(Data about app and page elements)
>>>

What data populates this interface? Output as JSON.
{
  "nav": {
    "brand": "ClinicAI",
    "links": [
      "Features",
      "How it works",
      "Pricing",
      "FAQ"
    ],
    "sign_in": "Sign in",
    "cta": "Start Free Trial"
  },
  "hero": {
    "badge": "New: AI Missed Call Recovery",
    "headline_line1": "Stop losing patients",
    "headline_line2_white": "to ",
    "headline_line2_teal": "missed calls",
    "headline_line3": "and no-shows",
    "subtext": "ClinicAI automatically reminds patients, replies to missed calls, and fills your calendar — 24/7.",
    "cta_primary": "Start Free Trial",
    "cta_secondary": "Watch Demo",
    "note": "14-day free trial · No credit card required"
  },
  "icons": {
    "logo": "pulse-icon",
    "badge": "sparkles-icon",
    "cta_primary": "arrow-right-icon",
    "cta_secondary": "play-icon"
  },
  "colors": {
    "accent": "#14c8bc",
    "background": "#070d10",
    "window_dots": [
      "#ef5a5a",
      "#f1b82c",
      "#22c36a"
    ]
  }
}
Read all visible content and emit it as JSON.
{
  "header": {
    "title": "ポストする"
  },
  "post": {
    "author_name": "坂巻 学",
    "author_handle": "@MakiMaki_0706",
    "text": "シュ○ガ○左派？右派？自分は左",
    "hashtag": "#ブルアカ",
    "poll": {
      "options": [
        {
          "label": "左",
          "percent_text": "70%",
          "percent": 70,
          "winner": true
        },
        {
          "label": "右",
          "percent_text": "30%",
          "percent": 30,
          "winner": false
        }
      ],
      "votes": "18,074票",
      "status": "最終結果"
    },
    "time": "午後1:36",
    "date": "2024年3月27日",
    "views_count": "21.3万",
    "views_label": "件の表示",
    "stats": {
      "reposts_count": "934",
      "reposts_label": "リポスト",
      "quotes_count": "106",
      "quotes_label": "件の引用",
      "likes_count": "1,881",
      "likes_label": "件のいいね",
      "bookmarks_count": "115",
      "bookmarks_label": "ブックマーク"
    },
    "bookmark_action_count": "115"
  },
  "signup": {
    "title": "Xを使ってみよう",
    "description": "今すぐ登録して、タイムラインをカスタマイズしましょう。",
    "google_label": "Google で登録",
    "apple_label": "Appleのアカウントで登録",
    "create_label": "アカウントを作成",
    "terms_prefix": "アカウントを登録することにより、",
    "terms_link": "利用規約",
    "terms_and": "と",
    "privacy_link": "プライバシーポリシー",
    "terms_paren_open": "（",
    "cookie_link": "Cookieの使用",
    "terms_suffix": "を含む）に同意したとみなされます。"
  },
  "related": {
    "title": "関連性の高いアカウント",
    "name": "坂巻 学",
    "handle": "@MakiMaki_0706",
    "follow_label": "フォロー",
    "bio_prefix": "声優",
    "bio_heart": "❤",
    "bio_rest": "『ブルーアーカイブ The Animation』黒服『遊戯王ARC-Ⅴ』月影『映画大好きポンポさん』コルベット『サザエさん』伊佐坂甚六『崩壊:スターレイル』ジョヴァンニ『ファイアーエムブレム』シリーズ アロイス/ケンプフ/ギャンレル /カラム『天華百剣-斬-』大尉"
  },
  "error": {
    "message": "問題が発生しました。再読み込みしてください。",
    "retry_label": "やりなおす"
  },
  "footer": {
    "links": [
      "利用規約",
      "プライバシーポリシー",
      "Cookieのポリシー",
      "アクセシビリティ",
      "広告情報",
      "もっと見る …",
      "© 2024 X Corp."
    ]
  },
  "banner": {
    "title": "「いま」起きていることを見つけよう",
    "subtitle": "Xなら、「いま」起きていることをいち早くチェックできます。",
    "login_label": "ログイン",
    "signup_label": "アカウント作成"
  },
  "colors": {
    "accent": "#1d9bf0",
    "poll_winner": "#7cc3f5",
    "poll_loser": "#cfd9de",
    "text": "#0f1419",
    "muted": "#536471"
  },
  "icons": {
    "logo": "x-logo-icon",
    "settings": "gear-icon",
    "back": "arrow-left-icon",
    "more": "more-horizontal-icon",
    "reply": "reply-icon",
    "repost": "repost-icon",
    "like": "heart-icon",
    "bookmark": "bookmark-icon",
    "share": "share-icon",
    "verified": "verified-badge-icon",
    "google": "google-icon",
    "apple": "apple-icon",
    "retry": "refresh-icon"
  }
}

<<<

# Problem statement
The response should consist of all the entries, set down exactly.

# Result of this task
What data populates this interface? Output as JSON.
{
  "nav": {
    "brand": "ClinicAI",
    "links": [
      "Features",
      "How it works",
      "Pricing",
      "FAQ"
    ],
    "sign_in": "Sign in",
    "cta": "Start Free Trial"
  },
  "hero": {
    "badge": "New: AI Missed Call Recovery",
    "headline_line1": "Stop losing patients",
    "headline_line2_white": "to ",
    "headline_line2_teal": "missed calls",
    "headline_line3": "and no-shows",
    "subtext": "ClinicAI automatically reminds patients, replies to missed calls, and fills your calendar — 24/7.",
    "cta_primary": "Start Free Trial",
    "cta_secondary": "Watch Demo",
    "note": "14-day free trial · No credit card required"
  },
  "icons": {
    "logo": "pulse-icon",
    "badge": "sparkles-icon",
    "cta_primary": "arrow-right-icon",
    "cta_secondary": "play-icon"
  },
  "colors": {
    "accent": "#14c8bc",
    "background": "#070d10",
    "window_dots": [
      "#ef5a5a",
      "#f1b82c",
      "#22c36a"
    ]
  }
}
Read all visible content and emit it as JSON.
{
  "header": {
    "title": "ポストする"
  },
  "post": {
    "author_name": "坂巻 学",
    "author_handle": "@MakiMaki_0706",
    "text": "シュ○ガ○左派？右派？自分は左",
    "hashtag": "#ブルアカ",
    "poll": {
      "options": [
        {
          "label": "左",
          "percent_text": "70%",
          "percent": 70,
          "winner": true
        },
        {
          "label": "右",
          "percent_text": "30%",
          "percent": 30,
          "winner": false
        }
      ],
      "votes": "18,074票",
      "status": "最終結果"
    },
    "time": "午後1:36",
    "date": "2024年3月27日",
    "views_count": "21.3万",
    "views_label": "件の表示",
    "stats": {
      "reposts_count": "934",
      "reposts_label": "リポスト",
      "quotes_count": "106",
      "quotes_label": "件の引用",
      "likes_count": "1,881",
      "likes_label": "件のいいね",
      "bookmarks_count": "115",
      "bookmarks_label": "ブックマーク"
    },
    "bookmark_action_count": "115"
  },
  "signup": {
    "title": "Xを使ってみよう",
    "description": "今すぐ登録して、タイムラインをカスタマイズしましょう。",
    "google_label": "Google で登録",
    "apple_label": "Appleのアカウントで登録",
    "create_label": "アカウントを作成",
    "terms_prefix": "アカウントを登録することにより、",
    "terms_link": "利用規約",
    "terms_and": "と",
    "privacy_link": "プライバシーポリシー",
    "terms_paren_open": "（",
    "cookie_link": "Cookieの使用",
    "terms_suffix": "を含む）に同意したとみなされます。"
  },
  "related": {
    "title": "関連性の高いアカウント",
    "name": "坂巻 学",
    "handle": "@MakiMaki_0706",
    "follow_label": "フォロー",
    "bio_prefix": "声優",
    "bio_heart": "❤",
    "bio_rest": "『ブルーアーカイブ The Animation』黒服『遊戯王ARC-Ⅴ』月影『映画大好きポンポさん』コルベット『サザエさん』伊佐坂甚六『崩壊:スターレイル』ジョヴァンニ『ファイアーエムブレム』シリーズ アロイス/ケンプフ/ギャンレル /カラム『天華百剣-斬-』大尉"
  },
  "error": {
    "message": "問題が発生しました。再読み込みしてください。",
    "retry_label": "やりなおす"
  },
  "footer": {
    "links": [
      "利用規約",
      "プライバシーポリシー",
      "Cookieのポリシー",
      "アクセシビリティ",
      "広告情報",
      "もっと見る …",
      "© 2024 X Corp."
    ]
  },
  "banner": {
    "title": "「いま」起きていることを見つけよう",
    "subtitle": "Xなら、「いま」起きていることをいち早くチェックできます。",
    "login_label": "ログイン",
    "signup_label": "アカウント作成"
  },
  "colors": {
    "accent": "#1d9bf0",
    "poll_winner": "#7cc3f5",
    "poll_loser": "#cfd9de",
    "text": "#0f1419",
    "muted": "#536471"
  },
  "icons": {
    "logo": "x-logo-icon",
    "settings": "gear-icon",
    "back": "arrow-left-icon",
    "more": "more-horizontal-icon",
    "reply": "reply-icon",
    "repost": "repost-icon",
    "like": "heart-icon",
    "bookmark": "bookmark-icon",
    "share": "share-icon",
    "verified": "verified-badge-icon",
    "google": "google-icon",
    "apple": "apple-icon",
    "retry": "refresh-icon"
  }
}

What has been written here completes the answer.